In many areas around Lake Tahoe, notably Desolation Wilderness and the Carson/Iceberg Wilderness, fires are no longer allowed. And yet, when you are out there, and the temperature drops, there's nothing like a campfire to bring warmth and cheer to your camp. But here is why you need to follow this irritating directive. Desolation Wilderness is appropriately named. It is desolate. In many places it's rock on rock with a few scrubby trees clinging desperately to the rock. Even around most of the lakes, the forest is thin and scrubby due to high winds and deep snows. Deadwood is an important part of the ecosystem providing homes and food for many insects and animal. With tens of thousands of visitors each year, the available supply of deadwood for fires in this area would be gone in no time, effectively removing that entire element from the ecosystem. In addition, before the restriction on fires, we had seen campers attack live trees when deadwood was not handy! In areas that do allow wood fires, fire permits are required. These are available when you pick up your permit. If no permit is required, you still need a fire permit to have a wood fire. Fire permits are good for the entire calendar year.
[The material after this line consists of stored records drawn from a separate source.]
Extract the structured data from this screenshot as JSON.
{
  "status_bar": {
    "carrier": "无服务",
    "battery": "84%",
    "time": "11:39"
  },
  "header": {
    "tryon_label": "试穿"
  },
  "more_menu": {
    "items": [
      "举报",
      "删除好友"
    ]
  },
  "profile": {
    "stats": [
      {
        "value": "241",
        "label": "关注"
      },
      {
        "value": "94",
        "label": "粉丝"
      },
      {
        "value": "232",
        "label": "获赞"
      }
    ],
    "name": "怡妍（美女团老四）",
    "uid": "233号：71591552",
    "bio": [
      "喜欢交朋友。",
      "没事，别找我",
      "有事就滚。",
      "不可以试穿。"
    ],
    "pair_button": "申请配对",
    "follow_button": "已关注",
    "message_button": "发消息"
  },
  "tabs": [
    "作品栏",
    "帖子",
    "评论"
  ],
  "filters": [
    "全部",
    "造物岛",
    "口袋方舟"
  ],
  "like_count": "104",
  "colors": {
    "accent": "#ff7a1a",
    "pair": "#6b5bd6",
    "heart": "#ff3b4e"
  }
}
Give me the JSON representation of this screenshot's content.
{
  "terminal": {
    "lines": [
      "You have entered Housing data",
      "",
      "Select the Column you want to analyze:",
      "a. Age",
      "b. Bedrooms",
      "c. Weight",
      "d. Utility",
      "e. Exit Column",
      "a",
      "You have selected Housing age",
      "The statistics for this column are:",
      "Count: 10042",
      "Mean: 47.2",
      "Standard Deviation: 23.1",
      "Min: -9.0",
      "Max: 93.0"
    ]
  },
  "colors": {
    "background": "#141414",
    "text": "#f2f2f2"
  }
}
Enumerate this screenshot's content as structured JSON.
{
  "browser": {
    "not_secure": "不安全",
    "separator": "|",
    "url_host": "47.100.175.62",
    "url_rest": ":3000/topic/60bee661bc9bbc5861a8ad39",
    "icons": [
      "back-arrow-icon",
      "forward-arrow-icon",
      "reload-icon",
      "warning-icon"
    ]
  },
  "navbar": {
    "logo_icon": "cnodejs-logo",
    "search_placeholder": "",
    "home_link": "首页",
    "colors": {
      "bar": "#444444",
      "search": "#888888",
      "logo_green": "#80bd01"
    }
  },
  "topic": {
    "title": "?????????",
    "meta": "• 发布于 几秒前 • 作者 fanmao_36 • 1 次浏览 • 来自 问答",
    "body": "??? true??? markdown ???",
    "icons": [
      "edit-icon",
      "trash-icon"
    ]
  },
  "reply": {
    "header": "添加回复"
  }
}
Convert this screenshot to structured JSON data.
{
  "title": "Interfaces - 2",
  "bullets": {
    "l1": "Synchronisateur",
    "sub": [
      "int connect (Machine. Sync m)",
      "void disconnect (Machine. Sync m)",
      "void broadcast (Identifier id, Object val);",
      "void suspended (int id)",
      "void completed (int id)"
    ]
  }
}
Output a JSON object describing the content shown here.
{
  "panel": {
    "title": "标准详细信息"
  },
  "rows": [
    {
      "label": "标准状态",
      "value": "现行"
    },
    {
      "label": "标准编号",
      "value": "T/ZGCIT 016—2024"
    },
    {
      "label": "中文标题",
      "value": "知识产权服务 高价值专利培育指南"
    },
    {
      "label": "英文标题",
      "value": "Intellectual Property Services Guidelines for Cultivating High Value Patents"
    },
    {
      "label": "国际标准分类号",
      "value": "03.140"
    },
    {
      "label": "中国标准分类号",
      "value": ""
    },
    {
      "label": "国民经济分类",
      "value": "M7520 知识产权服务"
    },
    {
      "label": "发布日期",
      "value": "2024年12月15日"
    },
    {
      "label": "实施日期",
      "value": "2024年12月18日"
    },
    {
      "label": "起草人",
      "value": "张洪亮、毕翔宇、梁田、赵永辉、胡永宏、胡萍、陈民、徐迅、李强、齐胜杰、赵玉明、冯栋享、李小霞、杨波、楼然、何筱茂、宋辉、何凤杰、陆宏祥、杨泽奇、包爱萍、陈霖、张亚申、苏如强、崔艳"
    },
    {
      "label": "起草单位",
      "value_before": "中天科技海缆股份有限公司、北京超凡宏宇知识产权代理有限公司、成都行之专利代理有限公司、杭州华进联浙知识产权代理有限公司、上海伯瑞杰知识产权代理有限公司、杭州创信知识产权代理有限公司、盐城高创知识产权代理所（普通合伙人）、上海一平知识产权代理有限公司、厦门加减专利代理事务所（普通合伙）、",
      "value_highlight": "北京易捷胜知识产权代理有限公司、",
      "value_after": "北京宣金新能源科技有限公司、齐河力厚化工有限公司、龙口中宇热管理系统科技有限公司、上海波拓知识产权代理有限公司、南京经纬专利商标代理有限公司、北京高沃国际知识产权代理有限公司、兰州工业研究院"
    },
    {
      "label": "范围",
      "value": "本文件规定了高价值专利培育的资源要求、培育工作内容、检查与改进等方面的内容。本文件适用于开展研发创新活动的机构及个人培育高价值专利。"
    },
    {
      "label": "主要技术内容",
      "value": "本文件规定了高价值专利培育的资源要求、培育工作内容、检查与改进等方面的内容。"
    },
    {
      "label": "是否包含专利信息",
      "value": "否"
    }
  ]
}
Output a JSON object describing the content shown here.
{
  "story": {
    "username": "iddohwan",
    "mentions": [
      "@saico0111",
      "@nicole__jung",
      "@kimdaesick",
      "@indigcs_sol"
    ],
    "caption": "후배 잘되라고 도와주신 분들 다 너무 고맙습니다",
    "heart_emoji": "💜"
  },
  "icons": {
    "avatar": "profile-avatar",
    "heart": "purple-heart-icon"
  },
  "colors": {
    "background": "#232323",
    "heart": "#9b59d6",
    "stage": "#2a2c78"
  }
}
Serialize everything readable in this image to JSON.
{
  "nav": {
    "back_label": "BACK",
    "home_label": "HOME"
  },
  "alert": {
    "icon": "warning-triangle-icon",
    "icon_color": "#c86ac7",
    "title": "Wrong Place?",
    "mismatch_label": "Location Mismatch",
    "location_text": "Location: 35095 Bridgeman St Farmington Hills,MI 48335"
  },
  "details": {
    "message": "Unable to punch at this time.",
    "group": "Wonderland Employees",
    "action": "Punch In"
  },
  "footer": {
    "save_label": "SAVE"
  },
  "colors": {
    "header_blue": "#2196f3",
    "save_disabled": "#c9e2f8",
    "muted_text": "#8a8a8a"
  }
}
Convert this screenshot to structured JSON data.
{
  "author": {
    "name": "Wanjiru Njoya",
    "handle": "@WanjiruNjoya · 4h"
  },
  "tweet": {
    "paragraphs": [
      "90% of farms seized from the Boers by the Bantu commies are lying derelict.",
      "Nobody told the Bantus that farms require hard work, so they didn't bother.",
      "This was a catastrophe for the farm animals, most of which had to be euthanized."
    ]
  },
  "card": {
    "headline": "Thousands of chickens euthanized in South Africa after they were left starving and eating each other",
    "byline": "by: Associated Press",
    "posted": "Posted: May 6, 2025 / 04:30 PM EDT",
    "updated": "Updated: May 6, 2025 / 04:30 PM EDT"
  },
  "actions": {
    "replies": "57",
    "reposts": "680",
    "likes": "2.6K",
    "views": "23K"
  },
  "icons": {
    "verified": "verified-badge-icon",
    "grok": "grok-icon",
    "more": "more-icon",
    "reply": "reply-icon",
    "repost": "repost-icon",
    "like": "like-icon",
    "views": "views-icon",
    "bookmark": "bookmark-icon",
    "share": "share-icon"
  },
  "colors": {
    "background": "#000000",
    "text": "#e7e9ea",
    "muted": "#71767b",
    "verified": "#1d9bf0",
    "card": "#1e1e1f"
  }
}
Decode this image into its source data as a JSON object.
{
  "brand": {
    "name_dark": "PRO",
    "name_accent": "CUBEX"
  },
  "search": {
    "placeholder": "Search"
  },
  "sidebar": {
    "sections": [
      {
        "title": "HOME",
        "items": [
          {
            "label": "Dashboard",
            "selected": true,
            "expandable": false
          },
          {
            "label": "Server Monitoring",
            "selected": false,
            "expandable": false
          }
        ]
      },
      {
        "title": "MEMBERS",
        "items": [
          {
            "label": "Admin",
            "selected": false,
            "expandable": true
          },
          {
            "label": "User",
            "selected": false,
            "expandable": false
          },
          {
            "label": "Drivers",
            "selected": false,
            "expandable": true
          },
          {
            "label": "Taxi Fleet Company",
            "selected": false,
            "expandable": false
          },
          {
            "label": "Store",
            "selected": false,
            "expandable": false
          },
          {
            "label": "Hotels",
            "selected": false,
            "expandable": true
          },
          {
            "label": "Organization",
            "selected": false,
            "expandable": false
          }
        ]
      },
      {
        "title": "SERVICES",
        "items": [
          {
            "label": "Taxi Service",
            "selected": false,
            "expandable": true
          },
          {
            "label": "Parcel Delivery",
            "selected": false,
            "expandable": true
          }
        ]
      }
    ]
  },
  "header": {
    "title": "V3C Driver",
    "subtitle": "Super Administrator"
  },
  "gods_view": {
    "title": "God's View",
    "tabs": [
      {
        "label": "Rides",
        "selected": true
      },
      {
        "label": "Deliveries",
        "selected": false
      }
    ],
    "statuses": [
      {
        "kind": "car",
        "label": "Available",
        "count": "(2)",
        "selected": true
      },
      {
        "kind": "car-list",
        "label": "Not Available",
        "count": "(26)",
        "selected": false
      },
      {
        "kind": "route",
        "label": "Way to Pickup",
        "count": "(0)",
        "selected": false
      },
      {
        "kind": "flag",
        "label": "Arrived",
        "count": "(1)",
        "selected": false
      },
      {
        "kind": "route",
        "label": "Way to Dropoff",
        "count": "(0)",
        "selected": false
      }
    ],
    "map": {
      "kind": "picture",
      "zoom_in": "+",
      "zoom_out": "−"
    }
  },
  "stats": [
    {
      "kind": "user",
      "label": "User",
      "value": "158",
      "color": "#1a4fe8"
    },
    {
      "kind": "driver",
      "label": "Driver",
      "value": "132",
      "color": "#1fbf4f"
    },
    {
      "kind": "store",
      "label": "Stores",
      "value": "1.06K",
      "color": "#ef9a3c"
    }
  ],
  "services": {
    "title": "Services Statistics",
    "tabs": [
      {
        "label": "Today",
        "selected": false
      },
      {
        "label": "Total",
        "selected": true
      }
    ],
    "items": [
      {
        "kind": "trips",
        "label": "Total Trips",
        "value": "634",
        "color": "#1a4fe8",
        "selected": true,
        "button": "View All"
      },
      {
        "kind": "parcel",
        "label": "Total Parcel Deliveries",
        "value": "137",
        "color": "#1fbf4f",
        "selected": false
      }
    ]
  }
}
Many of the trails around Tahoe are multi-use trails which means that on any day, you might see hikers, mountain bikers, equestrians, or even a motorcycle or OHV using the same trail. It is important that we all respect the legal use of the trails. Hikers are the most mobile of these groups and should give way to the other groups by stepping off the trail. For their part, the other groups should slow way down to ensure the safety of the hiker.
|Top | Hiking Index | Home|